§ **Extracted entries**
Segment Open
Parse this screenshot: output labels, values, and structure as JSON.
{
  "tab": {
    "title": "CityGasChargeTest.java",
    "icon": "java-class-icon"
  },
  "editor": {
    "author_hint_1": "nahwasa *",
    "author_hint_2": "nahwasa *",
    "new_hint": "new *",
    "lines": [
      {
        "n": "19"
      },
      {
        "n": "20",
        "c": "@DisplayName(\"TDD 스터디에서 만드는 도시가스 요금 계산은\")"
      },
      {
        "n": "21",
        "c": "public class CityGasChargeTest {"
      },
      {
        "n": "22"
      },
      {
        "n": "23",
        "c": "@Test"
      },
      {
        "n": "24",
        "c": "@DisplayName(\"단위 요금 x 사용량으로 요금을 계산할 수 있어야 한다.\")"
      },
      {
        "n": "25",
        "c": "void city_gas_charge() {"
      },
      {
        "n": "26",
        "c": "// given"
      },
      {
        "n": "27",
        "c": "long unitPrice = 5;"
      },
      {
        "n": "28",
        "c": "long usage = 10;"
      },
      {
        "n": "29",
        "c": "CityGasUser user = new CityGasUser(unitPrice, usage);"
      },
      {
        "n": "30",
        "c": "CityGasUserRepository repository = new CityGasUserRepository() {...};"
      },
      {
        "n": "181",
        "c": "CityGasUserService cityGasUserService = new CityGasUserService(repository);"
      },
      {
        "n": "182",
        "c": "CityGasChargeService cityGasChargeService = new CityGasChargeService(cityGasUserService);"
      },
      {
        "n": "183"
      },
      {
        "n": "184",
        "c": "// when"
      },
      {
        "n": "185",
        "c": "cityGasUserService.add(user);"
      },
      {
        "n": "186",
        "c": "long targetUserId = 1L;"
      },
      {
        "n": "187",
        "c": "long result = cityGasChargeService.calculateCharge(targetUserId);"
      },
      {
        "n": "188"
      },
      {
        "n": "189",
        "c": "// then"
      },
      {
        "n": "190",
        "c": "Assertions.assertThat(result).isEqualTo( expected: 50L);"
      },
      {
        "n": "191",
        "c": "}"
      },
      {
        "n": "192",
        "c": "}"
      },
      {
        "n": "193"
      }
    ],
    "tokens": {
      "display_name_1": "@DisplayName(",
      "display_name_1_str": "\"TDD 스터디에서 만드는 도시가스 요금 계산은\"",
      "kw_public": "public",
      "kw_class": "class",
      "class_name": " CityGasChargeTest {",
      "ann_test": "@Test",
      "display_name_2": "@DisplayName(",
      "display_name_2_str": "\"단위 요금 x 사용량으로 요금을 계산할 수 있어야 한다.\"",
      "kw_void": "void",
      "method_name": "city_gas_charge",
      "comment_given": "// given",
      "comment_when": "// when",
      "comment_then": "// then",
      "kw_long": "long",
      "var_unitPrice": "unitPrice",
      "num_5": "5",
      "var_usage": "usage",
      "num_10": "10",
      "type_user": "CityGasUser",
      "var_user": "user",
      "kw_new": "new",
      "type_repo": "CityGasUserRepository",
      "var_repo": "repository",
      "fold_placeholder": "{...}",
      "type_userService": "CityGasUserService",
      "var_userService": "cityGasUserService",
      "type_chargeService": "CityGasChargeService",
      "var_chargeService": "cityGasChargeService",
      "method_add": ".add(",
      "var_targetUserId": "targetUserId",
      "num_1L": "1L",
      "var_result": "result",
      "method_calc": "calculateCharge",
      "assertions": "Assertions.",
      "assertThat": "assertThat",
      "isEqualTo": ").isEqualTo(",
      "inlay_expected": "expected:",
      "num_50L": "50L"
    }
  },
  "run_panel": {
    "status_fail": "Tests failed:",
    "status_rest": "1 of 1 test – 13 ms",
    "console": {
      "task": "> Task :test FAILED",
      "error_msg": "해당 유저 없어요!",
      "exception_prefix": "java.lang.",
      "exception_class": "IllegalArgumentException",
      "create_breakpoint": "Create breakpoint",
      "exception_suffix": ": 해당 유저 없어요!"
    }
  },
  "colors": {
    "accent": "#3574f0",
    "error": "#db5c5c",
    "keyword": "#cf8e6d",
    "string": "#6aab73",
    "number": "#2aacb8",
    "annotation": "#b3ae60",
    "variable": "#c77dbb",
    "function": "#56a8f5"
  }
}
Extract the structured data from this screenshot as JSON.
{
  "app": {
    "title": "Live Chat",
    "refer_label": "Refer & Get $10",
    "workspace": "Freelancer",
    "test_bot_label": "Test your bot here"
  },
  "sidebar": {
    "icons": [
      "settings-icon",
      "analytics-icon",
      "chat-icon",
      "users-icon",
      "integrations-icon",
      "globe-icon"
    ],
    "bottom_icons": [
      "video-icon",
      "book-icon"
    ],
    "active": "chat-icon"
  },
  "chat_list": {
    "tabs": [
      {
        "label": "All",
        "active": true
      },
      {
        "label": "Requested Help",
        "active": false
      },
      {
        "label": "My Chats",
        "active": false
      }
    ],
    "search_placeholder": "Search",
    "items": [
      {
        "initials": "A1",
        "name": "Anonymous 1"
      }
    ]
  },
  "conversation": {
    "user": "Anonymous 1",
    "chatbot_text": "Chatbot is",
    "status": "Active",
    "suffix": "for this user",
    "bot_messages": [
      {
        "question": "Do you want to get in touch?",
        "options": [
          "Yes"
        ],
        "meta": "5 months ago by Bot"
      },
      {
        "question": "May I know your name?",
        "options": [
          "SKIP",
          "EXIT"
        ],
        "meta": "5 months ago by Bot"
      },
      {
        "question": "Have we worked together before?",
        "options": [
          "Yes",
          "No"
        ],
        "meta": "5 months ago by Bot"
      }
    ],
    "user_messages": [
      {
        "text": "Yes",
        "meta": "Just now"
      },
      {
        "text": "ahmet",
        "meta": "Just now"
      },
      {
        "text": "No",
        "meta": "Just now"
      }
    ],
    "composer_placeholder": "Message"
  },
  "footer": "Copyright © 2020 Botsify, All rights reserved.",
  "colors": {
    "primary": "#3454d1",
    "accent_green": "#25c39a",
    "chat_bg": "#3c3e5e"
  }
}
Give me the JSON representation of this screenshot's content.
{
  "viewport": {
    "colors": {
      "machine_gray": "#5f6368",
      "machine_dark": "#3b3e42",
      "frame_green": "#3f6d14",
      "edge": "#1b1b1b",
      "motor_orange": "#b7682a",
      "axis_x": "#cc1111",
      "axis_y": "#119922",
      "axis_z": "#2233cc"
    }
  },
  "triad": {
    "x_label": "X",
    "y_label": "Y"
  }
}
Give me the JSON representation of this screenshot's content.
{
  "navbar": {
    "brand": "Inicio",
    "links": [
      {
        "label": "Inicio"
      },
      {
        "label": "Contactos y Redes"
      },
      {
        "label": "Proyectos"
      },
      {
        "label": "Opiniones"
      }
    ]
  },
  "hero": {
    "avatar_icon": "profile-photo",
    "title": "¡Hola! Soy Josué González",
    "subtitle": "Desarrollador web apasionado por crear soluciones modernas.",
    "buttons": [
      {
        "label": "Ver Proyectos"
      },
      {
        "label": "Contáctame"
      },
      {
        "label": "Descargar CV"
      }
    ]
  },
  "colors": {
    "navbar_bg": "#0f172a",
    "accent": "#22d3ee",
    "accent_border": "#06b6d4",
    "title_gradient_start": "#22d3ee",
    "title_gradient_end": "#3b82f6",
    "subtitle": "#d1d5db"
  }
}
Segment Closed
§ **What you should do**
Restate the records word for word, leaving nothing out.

§ **Reply to the exercise**
Parse this screenshot: output labels, values, and structure as JSON.
{
  "tab": {
    "title": "CityGasChargeTest.java",
    "icon": "java-class-icon"
  },
  "editor": {
    "author_hint_1": "nahwasa *",
    "author_hint_2": "nahwasa *",
    "new_hint": "new *",
    "lines": [
      {
        "n": "19"
      },
      {
        "n": "20",
        "c": "@DisplayName(\"TDD 스터디에서 만드는 도시가스 요금 계산은\")"
      },
      {
        "n": "21",
        "c": "public class CityGasChargeTest {"
      },
      {
        "n": "22"
      },
      {
        "n": "23",
        "c": "@Test"
      },
      {
        "n": "24",
        "c": "@DisplayName(\"단위 요금 x 사용량으로 요금을 계산할 수 있어야 한다.\")"
      },
      {
        "n": "25",
        "c": "void city_gas_charge() {"
      },
      {
        "n": "26",
        "c": "// given"
      },
      {
        "n": "27",
        "c": "long unitPrice = 5;"
      },
      {
        "n": "28",
        "c": "long usage = 10;"
      },
      {
        "n": "29",
        "c": "CityGasUser user = new CityGasUser(unitPrice, usage);"
      },
      {
        "n": "30",
        "c": "CityGasUserRepository repository = new CityGasUserRepository() {...};"
      },
      {
        "n": "181",
        "c": "CityGasUserService cityGasUserService = new CityGasUserService(repository);"
      },
      {
        "n": "182",
        "c": "CityGasChargeService cityGasChargeService = new CityGasChargeService(cityGasUserService);"
      },
      {
        "n": "183"
      },
      {
        "n": "184",
        "c": "// when"
      },
      {
        "n": "185",
        "c": "cityGasUserService.add(user);"
      },
      {
        "n": "186",
        "c": "long targetUserId = 1L;"
      },
      {
        "n": "187",
        "c": "long result = cityGasChargeService.calculateCharge(targetUserId);"
      },
      {
        "n": "188"
      },
      {
        "n": "189",
        "c": "// then"
      },
      {
        "n": "190",
        "c": "Assertions.assertThat(result).isEqualTo( expected: 50L);"
      },
      {
        "n": "191",
        "c": "}"
      },
      {
        "n": "192",
        "c": "}"
      },
      {
        "n": "193"
      }
    ],
    "tokens": {
      "display_name_1": "@DisplayName(",
      "display_name_1_str": "\"TDD 스터디에서 만드는 도시가스 요금 계산은\"",
      "kw_public": "public",
      "kw_class": "class",
      "class_name": " CityGasChargeTest {",
      "ann_test": "@Test",
      "display_name_2": "@DisplayName(",
      "display_name_2_str": "\"단위 요금 x 사용량으로 요금을 계산할 수 있어야 한다.\"",
      "kw_void": "void",
      "method_name": "city_gas_charge",
      "comment_given": "// given",
      "comment_when": "// when",
      "comment_then": "// then",
      "kw_long": "long",
      "var_unitPrice": "unitPrice",
      "num_5": "5",
      "var_usage": "usage",
      "num_10": "10",
      "type_user": "CityGasUser",
      "var_user": "user",
      "kw_new": "new",
      "type_repo": "CityGasUserRepository",
      "var_repo": "repository",
      "fold_placeholder": "{...}",
      "type_userService": "CityGasUserService",
      "var_userService": "cityGasUserService",
      "type_chargeService": "CityGasChargeService",
      "var_chargeService": "cityGasChargeService",
      "method_add": ".add(",
      "var_targetUserId": "targetUserId",
      "num_1L": "1L",
      "var_result": "result",
      "method_calc": "calculateCharge",
      "assertions": "Assertions.",
      "assertThat": "assertThat",
      "isEqualTo": ").isEqualTo(",
      "inlay_expected": "expected:",
      "num_50L": "50L"
    }
  },
  "run_panel": {
    "status_fail": "Tests failed:",
    "status_rest": "1 of 1 test – 13 ms",
    "console": {
      "task": "> Task :test FAILED",
      "error_msg": "해당 유저 없어요!",
      "exception_prefix": "java.lang.",
      "exception_class": "IllegalArgumentException",
      "create_breakpoint": "Create breakpoint",
      "exception_suffix": ": 해당 유저 없어요!"
    }
  },
  "colors": {
    "accent": "#3574f0",
    "error": "#db5c5c",
    "keyword": "#cf8e6d",
    "string": "#6aab73",
    "number": "#2aacb8",
    "annotation": "#b3ae60",
    "variable": "#c77dbb",
    "function": "#56a8f5"
  }
}
Extract the structured data from this screenshot as JSON.
{
  "app": {
    "title": "Live Chat",
    "refer_label": "Refer & Get $10",
    "workspace": "Freelancer",
    "test_bot_label": "Test your bot here"
  },
  "sidebar": {
    "icons": [
      "settings-icon",
      "analytics-icon",
      "chat-icon",
      "users-icon",
      "integrations-icon",
      "globe-icon"
    ],
    "bottom_icons": [
      "video-icon",
      "book-icon"
    ],
    "active": "chat-icon"
  },
  "chat_list": {
    "tabs": [
      {
        "label": "All",
        "active": true
      },
      {
        "label": "Requested Help",
        "active": false
      },
      {
        "label": "My Chats",
        "active": false
      }
    ],
    "search_placeholder": "Search",
    "items": [
      {
        "initials": "A1",
        "name": "Anonymous 1"
      }
    ]
  },
  "conversation": {
    "user": "Anonymous 1",
    "chatbot_text": "Chatbot is",
    "status": "Active",
    "suffix": "for this user",
    "bot_messages": [
      {
        "question": "Do you want to get in touch?",
        "options": [
          "Yes"
        ],
        "meta": "5 months ago by Bot"
      },
      {
        "question": "May I know your name?",
        "options": [
          "SKIP",
          "EXIT"
        ],
        "meta": "5 months ago by Bot"
      },
      {
        "question": "Have we worked together before?",
        "options": [
          "Yes",
          "No"
        ],
        "meta": "5 months ago by Bot"
      }
    ],
    "user_messages": [
      {
        "text": "Yes",
        "meta": "Just now"
      },
      {
        "text": "ahmet",
        "meta": "Just now"
      },
      {
        "text": "No",
        "meta": "Just now"
      }
    ],
    "composer_placeholder": "Message"
  },
  "footer": "Copyright © 2020 Botsify, All rights reserved.",
  "colors": {
    "primary": "#3454d1",
    "accent_green": "#25c39a",
    "chat_bg": "#3c3e5e"
  }
}
Give me the JSON representation of this screenshot's content.
{
  "viewport": {
    "colors": {
      "machine_gray": "#5f6368",
      "machine_dark": "#3b3e42",
      "frame_green": "#3f6d14",
      "edge": "#1b1b1b",
      "motor_orange": "#b7682a",
      "axis_x": "#cc1111",
      "axis_y": "#119922",
      "axis_z": "#2233cc"
    }
  },
  "triad": {
    "x_label": "X",
    "y_label": "Y"
  }
}
Give me the JSON representation of this screenshot's content.
{
  "navbar": {
    "brand": "Inicio",
    "links": [
      {
        "label": "Inicio"
      },
      {
        "label": "Contactos y Redes"
      },
      {
        "label": "Proyectos"
      },
      {
        "label": "Opiniones"
      }
    ]
  },
  "hero": {
    "avatar_icon": "profile-photo",
    "title": "¡Hola! Soy Josué González",
    "subtitle": "Desarrollador web apasionado por crear soluciones modernas.",
    "buttons": [
      {
        "label": "Ver Proyectos"
      },
      {
        "label": "Contáctame"
      },
      {
        "label": "Descargar CV"
      }
    ]
  },
  "colors": {
    "navbar_bg": "#0f172a",
    "accent": "#22d3ee",
    "accent_border": "#06b6d4",
    "title_gradient_start": "#22d3ee",
    "title_gradient_end": "#3b82f6",
    "subtitle": "#d1d5db"
  }
}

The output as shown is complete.